Each of the other three rooms of the exhibit had 12 to 16 text panels. Each panel was about 8 to 10 ft. high, and varied in width from about 16 to 52 in., depending on the size of the presentation case. (Photos: Mark Theissen, National Geographic)

The exhibit graphics were produced during an intense six-week period from early October through mid-November. During this time, the GS6000 ran nearly non-stop including nights and weekends.

“The printer got a real workout on this job,” says Naylor. “But it came through like a champ.” Naylor also used the GS6000 with calendered vinyl to print floor graphics, outdoor signs, and directional signs. He used LexJet Sunset Fine Art Satin SUV by Hahnemuhle to produce promotional prints that could be displayed in the windows of local retailers. 

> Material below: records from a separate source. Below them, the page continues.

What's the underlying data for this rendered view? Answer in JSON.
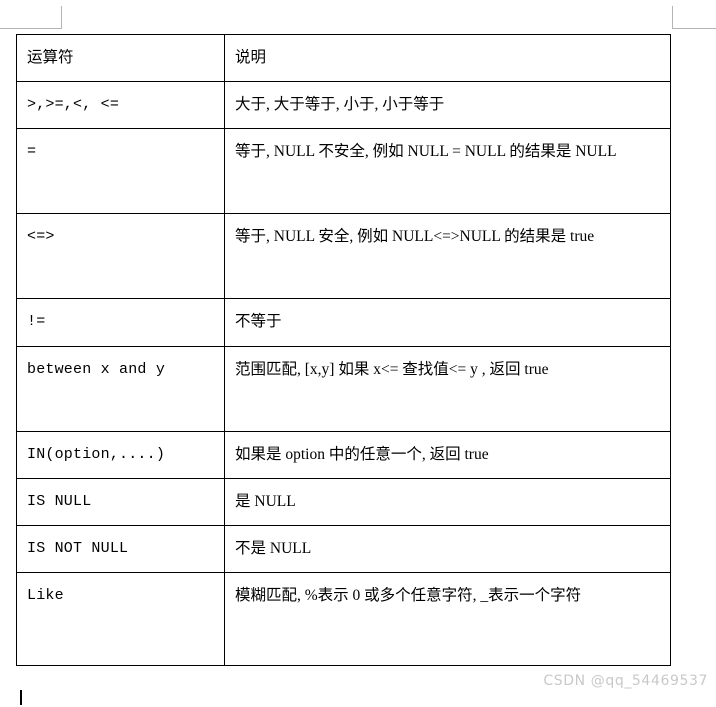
{
  "document": {
    "table": {
      "headers": [
        "运算符",
        "说明"
      ],
      "rows": [
        {
          "operator": ">,>=,<, <=",
          "description": "大于, 大于等于, 小于, 小于等于",
          "height": "normal"
        },
        {
          "operator": "=",
          "description": "等于, NULL 不安全, 例如 NULL = NULL 的结果是 NULL",
          "height": "tall"
        },
        {
          "operator": "<=>",
          "description": "等于, NULL 安全, 例如 NULL<=>NULL 的结果是 true",
          "height": "tall"
        },
        {
          "operator": "!=",
          "description": "不等于",
          "height": "normal"
        },
        {
          "operator": "between x and y",
          "description": "范围匹配, [x,y] 如果 x<= 查找值<= y , 返回 true",
          "height": "tall"
        },
        {
          "operator": "IN(option,....)",
          "description": "如果是 option 中的任意一个, 返回 true",
          "height": "normal"
        },
        {
          "operator": "IS NULL",
          "description": "是 NULL",
          "height": "normal"
        },
        {
          "operator": "IS NOT NULL",
          "description": "不是 NULL",
          "height": "normal"
        },
        {
          "operator": "Like",
          "description": "模糊匹配, %表示 0 或多个任意字符, _表示一个字符",
          "height": "xtall"
        }
      ]
    },
    "watermark": "CSDN @qq_54469537"
  }
}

Supporting illustrations for the exhibit were printed on canvas, stretched, and displayed as gallery wraps. The largest illustration was a 16 x 3 ft. seamless panoramic image designed to give viewers a sense of the immensity of the archaeological dig site in China. (Photo: Mark Thiessen, National Geographic)

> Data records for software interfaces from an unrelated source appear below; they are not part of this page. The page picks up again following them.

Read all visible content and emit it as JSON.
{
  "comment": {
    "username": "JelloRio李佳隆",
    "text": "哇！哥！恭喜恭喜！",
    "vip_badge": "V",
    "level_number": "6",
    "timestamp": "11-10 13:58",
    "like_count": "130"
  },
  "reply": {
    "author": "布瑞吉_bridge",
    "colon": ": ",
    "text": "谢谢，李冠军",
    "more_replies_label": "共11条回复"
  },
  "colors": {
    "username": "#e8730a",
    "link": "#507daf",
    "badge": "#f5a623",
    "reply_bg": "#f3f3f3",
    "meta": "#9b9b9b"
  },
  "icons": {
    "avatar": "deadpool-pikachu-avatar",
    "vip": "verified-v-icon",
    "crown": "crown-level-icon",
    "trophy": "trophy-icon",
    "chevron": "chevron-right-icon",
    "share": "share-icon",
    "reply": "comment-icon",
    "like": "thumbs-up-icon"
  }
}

Producing graphics for the Terra Cotta Warriors exhibit enabled the National Geographic Imaging Department to demonstrate their full range of capabilities. Until now, most exhibits in the National Geographic Museum have featured the organization’s world-class images that show the richness and diversity of our world. Most of these images are printed on National Geographic’s Durst Lambda which uses RGB lasers to exposure images onto photo papers which are then fed through a silver-halide photo processor.

National Geographic Imaging is also equipped with a GBC Orca wide-format laminator and three Epson Stylus Pro 9800 printers which are used primarily to print maps and as proofing devices for National Geographic magazines and publications.

According to Quarrick, the graphics team at National Geographic Imaging can handle a wide range of exhibit-graphics work for other museums in the Washington, DC area. “We don’t like to turn down anything. What someone might consider a problem, we in National Geographic Imaging treat as a challenge,” says Quarrick.

Designer Alan Parente agrees that the Imaging Department has some very knowledgeable employees: “These guys are great partners to have. They are very creative in their own right. When I come to them with my ideas, I know I can rely on them to help me figure out how to make these things a reality.”

Naturally, everyone at LexJet is thrilled to see LexJet materials used in such a magnificent exhibit. Account specialist Jaimie Perez says, “I have been working with Rob for years, and was honored to help Rob find the perfect materials to fit their vision of the Terra Cotta Warriors exhibit.”

For more information about “Terra Cotta Warriors: Guardians of China’s First Emperor” exhibition, visit

For more information about using the Epson Stylus Pro GS6000 and LexJet materials to produce exhibit graphics and visuals, contact Jaimie Perez or any of the other helpful experts at LexJet ay 800-453-9538.